• _Exercise_: The data below is to be returned in full and exactly.

App and web page records:
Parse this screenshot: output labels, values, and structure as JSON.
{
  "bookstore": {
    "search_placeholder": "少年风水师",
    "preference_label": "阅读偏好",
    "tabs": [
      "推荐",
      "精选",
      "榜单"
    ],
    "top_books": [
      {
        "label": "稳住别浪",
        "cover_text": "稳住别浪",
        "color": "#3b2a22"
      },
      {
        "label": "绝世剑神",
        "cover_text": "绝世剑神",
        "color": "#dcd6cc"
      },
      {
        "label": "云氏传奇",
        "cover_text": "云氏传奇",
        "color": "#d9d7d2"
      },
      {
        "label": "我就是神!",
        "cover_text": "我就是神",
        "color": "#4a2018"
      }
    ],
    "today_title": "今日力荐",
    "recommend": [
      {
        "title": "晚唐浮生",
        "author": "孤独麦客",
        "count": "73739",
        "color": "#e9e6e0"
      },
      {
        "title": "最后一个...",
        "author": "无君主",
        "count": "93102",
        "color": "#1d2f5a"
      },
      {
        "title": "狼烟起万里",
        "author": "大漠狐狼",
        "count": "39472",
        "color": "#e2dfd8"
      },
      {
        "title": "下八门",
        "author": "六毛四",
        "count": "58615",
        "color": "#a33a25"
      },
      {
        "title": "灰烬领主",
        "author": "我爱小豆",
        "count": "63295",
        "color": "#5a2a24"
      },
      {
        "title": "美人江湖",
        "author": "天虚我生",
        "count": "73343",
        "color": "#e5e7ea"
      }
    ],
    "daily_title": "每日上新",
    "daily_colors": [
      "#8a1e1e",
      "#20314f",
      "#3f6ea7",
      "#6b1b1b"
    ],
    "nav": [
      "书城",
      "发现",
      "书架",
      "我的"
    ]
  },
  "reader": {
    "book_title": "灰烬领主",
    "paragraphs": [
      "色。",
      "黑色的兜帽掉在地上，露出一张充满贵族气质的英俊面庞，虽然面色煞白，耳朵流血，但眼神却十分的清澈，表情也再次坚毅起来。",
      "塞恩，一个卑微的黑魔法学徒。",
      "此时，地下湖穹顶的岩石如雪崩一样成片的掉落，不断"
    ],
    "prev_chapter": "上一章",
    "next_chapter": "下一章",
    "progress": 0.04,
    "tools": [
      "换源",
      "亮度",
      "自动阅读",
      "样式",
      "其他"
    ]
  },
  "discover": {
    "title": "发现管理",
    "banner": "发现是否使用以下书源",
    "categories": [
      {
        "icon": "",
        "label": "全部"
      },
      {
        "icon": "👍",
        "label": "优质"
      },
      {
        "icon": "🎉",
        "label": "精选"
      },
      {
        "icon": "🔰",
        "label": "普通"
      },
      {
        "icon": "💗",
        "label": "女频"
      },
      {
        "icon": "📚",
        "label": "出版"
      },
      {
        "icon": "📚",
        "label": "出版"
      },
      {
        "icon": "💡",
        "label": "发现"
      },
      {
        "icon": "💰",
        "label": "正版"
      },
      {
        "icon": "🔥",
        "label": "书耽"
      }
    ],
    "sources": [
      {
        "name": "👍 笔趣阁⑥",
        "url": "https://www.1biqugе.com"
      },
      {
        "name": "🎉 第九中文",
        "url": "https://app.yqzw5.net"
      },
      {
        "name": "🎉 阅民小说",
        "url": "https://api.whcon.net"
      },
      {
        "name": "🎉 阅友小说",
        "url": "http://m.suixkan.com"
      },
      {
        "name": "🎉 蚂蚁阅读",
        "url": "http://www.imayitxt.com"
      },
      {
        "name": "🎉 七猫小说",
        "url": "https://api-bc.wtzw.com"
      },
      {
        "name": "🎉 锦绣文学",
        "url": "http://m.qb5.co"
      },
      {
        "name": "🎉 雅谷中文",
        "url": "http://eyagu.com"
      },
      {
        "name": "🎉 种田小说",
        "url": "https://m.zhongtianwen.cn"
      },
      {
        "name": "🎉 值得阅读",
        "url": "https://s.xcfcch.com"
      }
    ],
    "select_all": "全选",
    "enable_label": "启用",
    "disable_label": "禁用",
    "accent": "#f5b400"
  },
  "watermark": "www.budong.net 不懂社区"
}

• _Solution_:
Parse this screenshot: output labels, values, and structure as JSON.
{
  "bookstore": {
    "search_placeholder": "少年风水师",
    "preference_label": "阅读偏好",
    "tabs": [
      "推荐",
      "精选",
      "榜单"
    ],
    "top_books": [
      {
        "label": "稳住别浪",
        "cover_text": "稳住别浪",
        "color": "#3b2a22"
      },
      {
        "label": "绝世剑神",
        "cover_text": "绝世剑神",
        "color": "#dcd6cc"
      },
      {
        "label": "云氏传奇",
        "cover_text": "云氏传奇",
        "color": "#d9d7d2"
      },
      {
        "label": "我就是神!",
        "cover_text": "我就是神",
        "color": "#4a2018"
      }
    ],
    "today_title": "今日力荐",
    "recommend": [
      {
        "title": "晚唐浮生",
        "author": "孤独麦客",
        "count": "73739",
        "color": "#e9e6e0"
      },
      {
        "title": "最后一个...",
        "author": "无君主",
        "count": "93102",
        "color": "#1d2f5a"
      },
      {
        "title": "狼烟起万里",
        "author": "大漠狐狼",
        "count": "39472",
        "color": "#e2dfd8"
      },
      {
        "title": "下八门",
        "author": "六毛四",
        "count": "58615",
        "color": "#a33a25"
      },
      {
        "title": "灰烬领主",
        "author": "我爱小豆",
        "count": "63295",
        "color": "#5a2a24"
      },
      {
        "title": "美人江湖",
        "author": "天虚我生",
        "count": "73343",
        "color": "#e5e7ea"
      }
    ],
    "daily_title": "每日上新",
    "daily_colors": [
      "#8a1e1e",
      "#20314f",
      "#3f6ea7",
      "#6b1b1b"
    ],
    "nav": [
      "书城",
      "发现",
      "书架",
      "我的"
    ]
  },
  "reader": {
    "book_title": "灰烬领主",
    "paragraphs": [
      "色。",
      "黑色的兜帽掉在地上，露出一张充满贵族气质的英俊面庞，虽然面色煞白，耳朵流血，但眼神却十分的清澈，表情也再次坚毅起来。",
      "塞恩，一个卑微的黑魔法学徒。",
      "此时，地下湖穹顶的岩石如雪崩一样成片的掉落，不断"
    ],
    "prev_chapter": "上一章",
    "next_chapter": "下一章",
    "progress": 0.04,
    "tools": [
      "换源",
      "亮度",
      "自动阅读",
      "样式",
      "其他"
    ]
  },
  "discover": {
    "title": "发现管理",
    "banner": "发现是否使用以下书源",
    "categories": [
      {
        "icon": "",
        "label": "全部"
      },
      {
        "icon": "👍",
        "label": "优质"
      },
      {
        "icon": "🎉",
        "label": "精选"
      },
      {
        "icon": "🔰",
        "label": "普通"
      },
      {
        "icon": "💗",
        "label": "女频"
      },
      {
        "icon": "📚",
        "label": "出版"
      },
      {
        "icon": "📚",
        "label": "出版"
      },
      {
        "icon": "💡",
        "label": "发现"
      },
      {
        "icon": "💰",
        "label": "正版"
      },
      {
        "icon": "🔥",
        "label": "书耽"
      }
    ],
    "sources": [
      {
        "name": "👍 笔趣阁⑥",
        "url": "https://www.1biqugе.com"
      },
      {
        "name": "🎉 第九中文",
        "url": "https://app.yqzw5.net"
      },
      {
        "name": "🎉 阅民小说",
        "url": "https://api.whcon.net"
      },
      {
        "name": "🎉 阅友小说",
        "url": "http://m.suixkan.com"
      },
      {
        "name": "🎉 蚂蚁阅读",
        "url": "http://www.imayitxt.com"
      },
      {
        "name": "🎉 七猫小说",
        "url": "https://api-bc.wtzw.com"
      },
      {
        "name": "🎉 锦绣文学",
        "url": "http://m.qb5.co"
      },
      {
        "name": "🎉 雅谷中文",
        "url": "http://eyagu.com"
      },
      {
        "name": "🎉 种田小说",
        "url": "https://m.zhongtianwen.cn"
      },
      {
        "name": "🎉 值得阅读",
        "url": "https://s.xcfcch.com"
      }
    ],
    "select_all": "全选",
    "enable_label": "启用",
    "disable_label": "禁用",
    "accent": "#f5b400"
  },
  "watermark": "www.budong.net 不懂社区"
}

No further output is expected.